10 Tips for Making Long Flights (Somewhat) Bearable
Long flights are, quite frankly, the worst. You are stuck in a small seat inside a pressurized tube racing through the sky at 30,000 feet. You have what feels like about half an inch of leg space, the air is all recycled, the food is mediocre, and the person sitting next to you is a stranger. But hey, look on the bright side: you only have 8 more hours left in the flight! Fortunately, there are a few tricks you can use to make long flights a bit more bearable (without having to fork over a fortune for first class).
1. Try taking a sleep aid.
For really long flights, you may be able to have your doctor prescribe a medication like Ambien (generic Zolpidem), which is a common sleep aid used to combat insomnia. Ambien is pretty powerful and you should talk to your doctor about possible side effects. I once accidentally took too strong a dose on a trans-pacific flight. When I woke up in New York I found out I had engaged in a conversation in my sleep and I was inexplicably sitting on a chicken sandwich. An alternative, which is less potent but will give you a more natural sleep, is tryptophan, a common over-the-counter drug. I’ve personally had great luck with it. Even though it is over-the-counter, you should still consult your doctor about potential negative side effects and interactions with other medications.
2. Bring earplugs.
This is a good idea even if you don’t plan on sleeping. Airplanes can be noisy places, especially if there is a baby on board (young children often don’t respond well to changes in pressure and sitting still for many hours at a time). Additionally, the noise of the engines may bother you. Older aircraft, especially, are not as good at insulating the noise. You should bring earplugs so you can be prepared for anything.
3. Drink lots of water—and no alcohol.

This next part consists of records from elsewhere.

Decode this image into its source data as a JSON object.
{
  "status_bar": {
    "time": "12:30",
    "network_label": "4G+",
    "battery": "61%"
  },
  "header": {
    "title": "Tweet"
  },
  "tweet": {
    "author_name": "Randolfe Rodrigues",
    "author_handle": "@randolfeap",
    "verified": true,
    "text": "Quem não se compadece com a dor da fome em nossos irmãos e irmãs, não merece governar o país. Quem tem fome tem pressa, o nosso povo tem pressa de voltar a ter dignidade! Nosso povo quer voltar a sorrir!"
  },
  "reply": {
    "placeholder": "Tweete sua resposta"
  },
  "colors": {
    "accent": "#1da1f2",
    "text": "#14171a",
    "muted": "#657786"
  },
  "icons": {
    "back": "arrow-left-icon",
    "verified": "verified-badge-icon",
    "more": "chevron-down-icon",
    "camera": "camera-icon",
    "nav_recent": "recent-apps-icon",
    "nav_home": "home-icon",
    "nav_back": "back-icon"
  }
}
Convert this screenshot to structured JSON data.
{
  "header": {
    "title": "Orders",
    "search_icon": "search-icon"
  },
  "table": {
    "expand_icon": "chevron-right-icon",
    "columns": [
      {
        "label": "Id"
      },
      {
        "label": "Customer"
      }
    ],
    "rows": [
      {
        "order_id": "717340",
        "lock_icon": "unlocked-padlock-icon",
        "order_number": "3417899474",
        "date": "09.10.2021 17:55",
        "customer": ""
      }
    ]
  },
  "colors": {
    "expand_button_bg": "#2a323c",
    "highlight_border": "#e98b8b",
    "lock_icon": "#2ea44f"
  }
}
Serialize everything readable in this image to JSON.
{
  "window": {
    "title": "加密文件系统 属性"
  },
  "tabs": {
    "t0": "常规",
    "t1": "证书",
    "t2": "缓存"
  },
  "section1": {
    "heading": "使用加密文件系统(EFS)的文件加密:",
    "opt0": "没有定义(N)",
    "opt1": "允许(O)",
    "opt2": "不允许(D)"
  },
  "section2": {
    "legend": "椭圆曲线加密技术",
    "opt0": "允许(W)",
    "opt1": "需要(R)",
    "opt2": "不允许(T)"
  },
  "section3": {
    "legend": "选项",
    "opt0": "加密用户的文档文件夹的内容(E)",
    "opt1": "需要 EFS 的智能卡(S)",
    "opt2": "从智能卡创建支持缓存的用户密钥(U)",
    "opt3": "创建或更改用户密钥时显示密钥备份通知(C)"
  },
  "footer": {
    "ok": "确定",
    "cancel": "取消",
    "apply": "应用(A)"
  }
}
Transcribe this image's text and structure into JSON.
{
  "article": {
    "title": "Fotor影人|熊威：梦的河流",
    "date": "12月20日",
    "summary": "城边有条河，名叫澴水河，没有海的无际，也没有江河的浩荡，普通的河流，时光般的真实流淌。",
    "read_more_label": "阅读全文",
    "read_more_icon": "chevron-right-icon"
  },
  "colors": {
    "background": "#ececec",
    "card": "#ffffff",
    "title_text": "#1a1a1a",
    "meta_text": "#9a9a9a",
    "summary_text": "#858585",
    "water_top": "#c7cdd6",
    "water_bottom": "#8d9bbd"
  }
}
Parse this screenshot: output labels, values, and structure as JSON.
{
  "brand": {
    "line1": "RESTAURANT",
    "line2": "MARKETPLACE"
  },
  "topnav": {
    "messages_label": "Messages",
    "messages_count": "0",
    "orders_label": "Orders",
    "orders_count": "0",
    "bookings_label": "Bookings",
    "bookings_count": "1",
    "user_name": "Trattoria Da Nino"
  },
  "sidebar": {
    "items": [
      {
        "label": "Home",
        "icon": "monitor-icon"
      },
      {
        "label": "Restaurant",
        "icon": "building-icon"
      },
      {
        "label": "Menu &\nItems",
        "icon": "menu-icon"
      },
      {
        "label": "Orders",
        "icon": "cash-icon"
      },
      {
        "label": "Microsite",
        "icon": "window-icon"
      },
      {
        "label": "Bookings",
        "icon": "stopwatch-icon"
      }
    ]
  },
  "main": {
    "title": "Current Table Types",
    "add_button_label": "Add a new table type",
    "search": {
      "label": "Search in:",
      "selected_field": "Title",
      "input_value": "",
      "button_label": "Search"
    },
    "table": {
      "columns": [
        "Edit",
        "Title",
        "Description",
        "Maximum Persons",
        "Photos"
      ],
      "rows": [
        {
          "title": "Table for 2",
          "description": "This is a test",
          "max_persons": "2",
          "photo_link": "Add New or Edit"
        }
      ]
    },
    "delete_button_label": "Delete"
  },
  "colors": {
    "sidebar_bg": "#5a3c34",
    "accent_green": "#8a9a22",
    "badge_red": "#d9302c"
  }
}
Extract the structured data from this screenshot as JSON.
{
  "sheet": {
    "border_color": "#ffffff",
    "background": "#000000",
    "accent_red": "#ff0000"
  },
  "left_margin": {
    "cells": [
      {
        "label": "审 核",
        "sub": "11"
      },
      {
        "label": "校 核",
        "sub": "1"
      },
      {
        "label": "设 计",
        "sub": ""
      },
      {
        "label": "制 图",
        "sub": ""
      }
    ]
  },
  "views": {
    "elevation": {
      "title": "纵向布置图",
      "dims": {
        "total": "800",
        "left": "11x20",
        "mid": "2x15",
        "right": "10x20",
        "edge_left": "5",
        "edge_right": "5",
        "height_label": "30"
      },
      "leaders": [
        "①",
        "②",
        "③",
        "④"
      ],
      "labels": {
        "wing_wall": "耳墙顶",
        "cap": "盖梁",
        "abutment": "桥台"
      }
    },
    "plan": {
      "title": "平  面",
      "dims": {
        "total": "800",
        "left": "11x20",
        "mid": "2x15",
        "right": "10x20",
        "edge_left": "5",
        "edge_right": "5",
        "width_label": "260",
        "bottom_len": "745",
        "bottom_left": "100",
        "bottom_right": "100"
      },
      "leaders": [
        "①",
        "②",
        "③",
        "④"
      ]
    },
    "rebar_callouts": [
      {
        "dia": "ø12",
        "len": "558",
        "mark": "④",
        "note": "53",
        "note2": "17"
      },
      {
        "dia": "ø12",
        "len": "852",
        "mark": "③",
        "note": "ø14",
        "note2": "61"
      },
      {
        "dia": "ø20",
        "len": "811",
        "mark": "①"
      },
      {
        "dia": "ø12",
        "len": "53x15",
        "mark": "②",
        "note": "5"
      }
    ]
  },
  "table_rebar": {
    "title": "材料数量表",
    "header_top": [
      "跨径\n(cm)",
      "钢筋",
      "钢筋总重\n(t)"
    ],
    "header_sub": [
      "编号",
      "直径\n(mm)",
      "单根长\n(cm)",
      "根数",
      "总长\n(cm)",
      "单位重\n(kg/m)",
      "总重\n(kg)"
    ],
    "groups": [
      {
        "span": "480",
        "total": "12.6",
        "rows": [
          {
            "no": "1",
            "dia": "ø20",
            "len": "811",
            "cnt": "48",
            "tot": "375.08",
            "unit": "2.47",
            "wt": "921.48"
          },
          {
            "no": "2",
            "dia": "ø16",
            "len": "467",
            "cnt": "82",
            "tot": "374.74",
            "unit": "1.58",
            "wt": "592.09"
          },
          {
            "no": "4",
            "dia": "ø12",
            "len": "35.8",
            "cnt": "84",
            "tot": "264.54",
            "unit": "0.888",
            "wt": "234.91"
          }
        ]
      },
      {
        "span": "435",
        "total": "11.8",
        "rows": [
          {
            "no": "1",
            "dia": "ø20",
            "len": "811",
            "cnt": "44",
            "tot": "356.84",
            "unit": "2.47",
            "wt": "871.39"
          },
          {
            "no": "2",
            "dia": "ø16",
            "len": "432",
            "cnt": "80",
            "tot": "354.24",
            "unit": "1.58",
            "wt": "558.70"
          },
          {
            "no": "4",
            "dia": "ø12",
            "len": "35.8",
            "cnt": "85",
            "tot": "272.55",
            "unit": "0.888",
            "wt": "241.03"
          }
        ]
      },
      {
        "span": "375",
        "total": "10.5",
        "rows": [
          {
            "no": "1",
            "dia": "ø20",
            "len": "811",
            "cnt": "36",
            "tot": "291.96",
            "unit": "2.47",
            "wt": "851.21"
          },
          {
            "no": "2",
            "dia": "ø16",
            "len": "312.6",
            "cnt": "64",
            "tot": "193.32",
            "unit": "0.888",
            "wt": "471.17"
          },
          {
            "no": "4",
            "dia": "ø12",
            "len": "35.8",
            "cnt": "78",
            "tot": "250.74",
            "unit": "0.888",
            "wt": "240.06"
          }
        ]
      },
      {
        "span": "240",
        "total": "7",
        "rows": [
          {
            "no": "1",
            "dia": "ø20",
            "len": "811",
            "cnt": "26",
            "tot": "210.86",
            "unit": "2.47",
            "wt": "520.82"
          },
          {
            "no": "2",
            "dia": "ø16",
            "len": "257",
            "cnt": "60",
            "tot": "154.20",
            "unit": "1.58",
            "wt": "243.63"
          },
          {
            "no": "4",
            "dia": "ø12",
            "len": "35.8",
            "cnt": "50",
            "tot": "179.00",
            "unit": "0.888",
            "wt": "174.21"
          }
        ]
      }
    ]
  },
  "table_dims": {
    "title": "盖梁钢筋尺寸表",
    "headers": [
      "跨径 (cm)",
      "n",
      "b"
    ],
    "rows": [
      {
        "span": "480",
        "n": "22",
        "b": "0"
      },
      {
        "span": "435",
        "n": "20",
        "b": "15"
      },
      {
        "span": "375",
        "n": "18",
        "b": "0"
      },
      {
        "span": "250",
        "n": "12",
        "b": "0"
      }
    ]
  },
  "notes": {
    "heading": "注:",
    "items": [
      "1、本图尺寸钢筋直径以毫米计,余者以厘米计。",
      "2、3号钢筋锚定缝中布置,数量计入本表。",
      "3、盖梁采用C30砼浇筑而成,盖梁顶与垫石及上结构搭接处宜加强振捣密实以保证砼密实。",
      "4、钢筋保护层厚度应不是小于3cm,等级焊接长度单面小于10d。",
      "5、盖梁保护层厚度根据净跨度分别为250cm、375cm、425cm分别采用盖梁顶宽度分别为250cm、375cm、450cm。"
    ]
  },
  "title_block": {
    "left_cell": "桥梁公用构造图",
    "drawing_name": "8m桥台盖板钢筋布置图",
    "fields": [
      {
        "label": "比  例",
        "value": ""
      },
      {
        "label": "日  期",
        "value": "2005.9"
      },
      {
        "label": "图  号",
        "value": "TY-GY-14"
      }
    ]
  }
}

The air at 30,000 feet gets pretty dry. This will dehydrate you quickly and can make you feel ill. Drinking alcohol on long flights will make the dehydration issue much worse. In addition, cabin pressure is typically kept at about the equivalent of 6,000 feet above sea level, so your oxygen is limited. Alcohol is not a great solution for long flights...water is.